How to Remove Adhesive from Foam 

If you wish to remove adhesives from foam, use a blow dryer. Blow-dry the surface you wish to remove the glue from and do this in an even manner. During this process, you will notice that a lot of moisture is being released so it is advisable to wear a mask and goggles to protect yourself from toxic fumes. Do this outdoors or in a room with good ventilation so that you can avoid breathing in the fumes.

Use of Self-Adhesive Foam Sheets 

If you are working with insulation foam or acoustic foam, it is now possible to purchase self-adhesive foam sheets. All you need to do to make this work is strip off the plastic film from the adhesive foam and affix it onto the other material you wish to use.

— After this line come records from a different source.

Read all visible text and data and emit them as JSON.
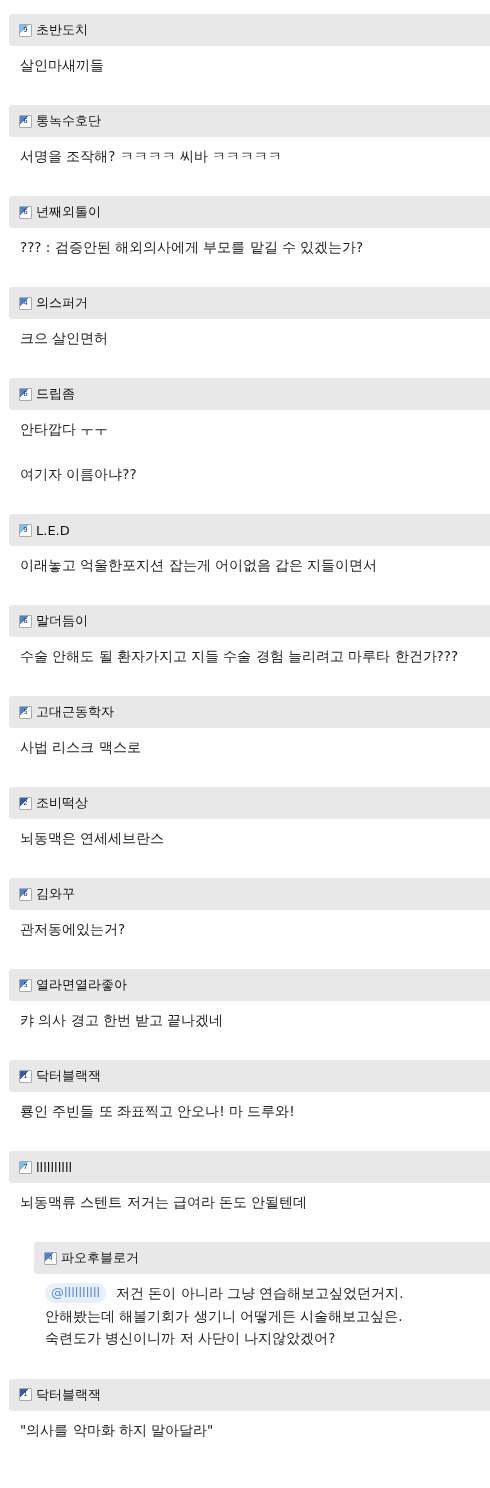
{
  "comments": [
    {
      "kind": "comment",
      "level": "9",
      "color": "#6ec6f5",
      "name": "초반도치",
      "paragraphs": [
        "살인마새끼들"
      ]
    },
    {
      "kind": "comment",
      "level": "6",
      "color": "#4a86d8",
      "name": "통녹수호단",
      "paragraphs": [
        "서명을 조작해? ㅋㅋㅋㅋ 씨바 ㅋㅋㅋㅋㅋ"
      ]
    },
    {
      "kind": "comment",
      "level": "6",
      "color": "#4a86d8",
      "name": "년째외톨이",
      "paragraphs": [
        "??? : 검증안된 해외의사에게 부모를 맡길 수 있겠는가?"
      ]
    },
    {
      "kind": "comment",
      "level": "4",
      "color": "#4a86d8",
      "name": "의스퍼거",
      "paragraphs": [
        "크으 살인면허"
      ]
    },
    {
      "kind": "comment",
      "level": "6",
      "color": "#4a86d8",
      "name": "드립좀",
      "paragraphs": [
        "안타깝다 ㅜㅜ",
        "여기자 이름아냐??"
      ]
    },
    {
      "kind": "comment",
      "level": "9",
      "color": "#6ec6f5",
      "name": "L.E.D",
      "paragraphs": [
        "이래놓고 억울한포지션 잡는게 어이없음 갑은 지들이면서"
      ]
    },
    {
      "kind": "comment",
      "level": "6",
      "color": "#4a86d8",
      "name": "말더듬이",
      "paragraphs": [
        "수술 안해도 될 환자가지고 지들 수술 경험 늘리려고 마루타 한건가???"
      ]
    },
    {
      "kind": "comment",
      "level": "5",
      "color": "#4a86d8",
      "name": "고대근동학자",
      "paragraphs": [
        "사법 리스크 맥스로"
      ]
    },
    {
      "kind": "comment",
      "level": "2",
      "color": "#2f5fb0",
      "name": "조비떡상",
      "paragraphs": [
        "뇌동맥은 연세세브란스"
      ]
    },
    {
      "kind": "comment",
      "level": "6",
      "color": "#4a86d8",
      "name": "김와꾸",
      "paragraphs": [
        "관저동에있는거?"
      ]
    },
    {
      "kind": "comment",
      "level": "5",
      "color": "#4a86d8",
      "name": "열라면열라좋아",
      "paragraphs": [
        "캬 의사 경고 한번 받고 끝나겠네"
      ]
    },
    {
      "kind": "comment",
      "level": "1",
      "color": "#2f5fb0",
      "name": "닥터블랙잭",
      "paragraphs": [
        "룡인 주빈들 또 좌표찍고 안오나! 마 드루와!"
      ]
    },
    {
      "kind": "comment",
      "level": "7",
      "color": "#6ec6f5",
      "name": "llllllllll",
      "paragraphs": [
        "뇌동맥류 스텐트 저거는 급여라 돈도 안될텐데"
      ]
    },
    {
      "kind": "reply",
      "level": "4",
      "color": "#4a86d8",
      "name": "파오후블로거",
      "mention": "@llllllllll",
      "lines": [
        "저건 돈이 아니라 그냥 연습해보고싶었던거지.",
        "안해봤는데 해볼기회가 생기니 어떻게든 시술해보고싶은.",
        "숙련도가 병신이니까 저 사단이 나지않았겠어?"
      ]
    },
    {
      "kind": "comment",
      "level": "1",
      "color": "#2f5fb0",
      "name": "닥터블랙잭",
      "paragraphs": [
        "\"의사를 악마화 하지 말아달라\""
      ]
    }
  ]
}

Ensure that the second material is free of dust, oil, and water.

Conclusion – Best Glue for Foam

The glue that we recommend is the 3M Foam Fast 74! This spray adhesive can be best used with these varieties of foam: Polyethylene foam, Polyethylene roll, Cross-linked Polyethylene, Neoprene, and gym rubber. 

All the above-mentioned adhesives were carefully researched and were listed based on their efficiency but this is by no means a conclusive list. The glue that may be the best for you might depend on the cost, the availability, and the ease of use of each product. The above list can be used for reference purposes or to compare products. Each of the products is safe to use on foam and quite effective too. We hope that this article has been informative and helped you choose an adhesive that you like. 

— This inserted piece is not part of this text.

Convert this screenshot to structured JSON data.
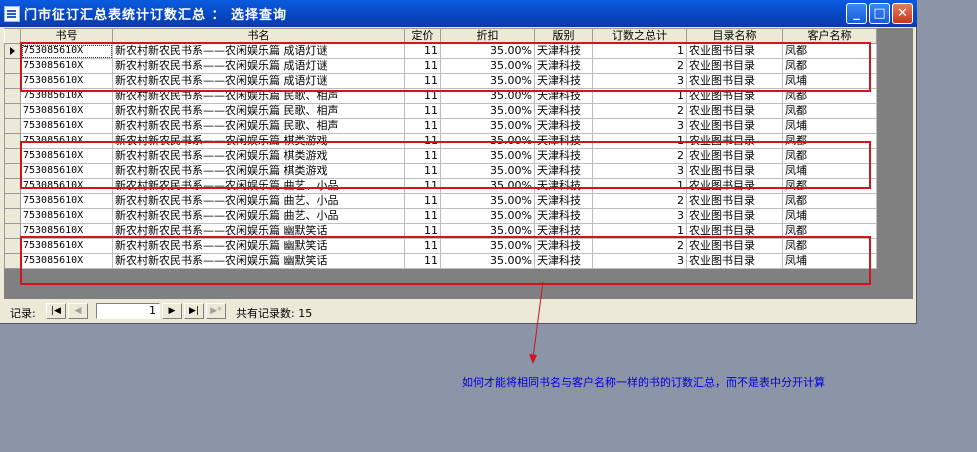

Best Glue for Foam FAQs

We would recommend you to use the 3M Fastbond glue as it is quite long-lasting and it does not stain the foam. This glue remains strong for a long time and will not turn soft easily.

Silicone glues are suitable for synthetic foam. Silicone glues are sealants and help to bond materials very well. You can find silicone glues at any local hardware stores or you can browse for them online, too.

Yes! It is possible to use wood or rubber glue for foam

It depends on the kind of adhesive you are using. Spray adhesives take a few minutes to dry but wood glue or construction glues might take up to a day, depending on the amount and material you have used.

Firstly choose a glue that is compatible with both foam and wood, then apply a thin layer onto the area on the wood where you wish to stick the foam. 

Using a brush, spread the glue into a thin layer. 

Take the piece of foam you want to bind with the wood and place it onto the area where you applied the glue. 

Gently attach a fastener or a clamp to hold both the materials together. Be careful while doing this so that it does not dent the foam. 

Leave it that way with the fastener or clamp for a couple of hours at least. 

Once the glue dries out, gently try pulling the foam to ensure that it is firmly bound together.

The glues and adhesives that have been mentioned in the list above can be used for styrofoam as well. It is best to use simple glues and adhesives for Styrofoam. Try to avoid using wood glue or rubber as it can melt the Styrofoam.

No, super glue cannot be used on foam as it has the tendency to melt the foam.

Tacky glue has a thicker consistency compared to normal glue and a stronger hold. It is better to use tacky glue for larger materials such as foam, wood, and metal as it will hold the material together while the glue dries. Tacky glue is also long-lasting and is not affected by water and temperature conditions after it dries. Tacky glue also has an alternative that is Quicky Tacky Glue which ensures that the glue dries faster.

If you are using original tacky glue, try using a blow dryer or place the material under a heat lamp to speed up the drying process. If you live in a warm climate and if you have used a thin layer of glue for application, the glue will dry quicker. 

Alternatively, quick-dry tacky glue can be used, too.

Tacky glue is usually water-resistant but not entirely water-proof. If you want to use glue on a piece of fabric, try not to use tacky glue

In theory, yes, you can. This will create a long-lasting bond between materials and is extremely durable. However, this is a strong adhesive that can cause tears if mishandled and used in a rough manner. It is advisable to stick to adhesives that are formulated especially for foam.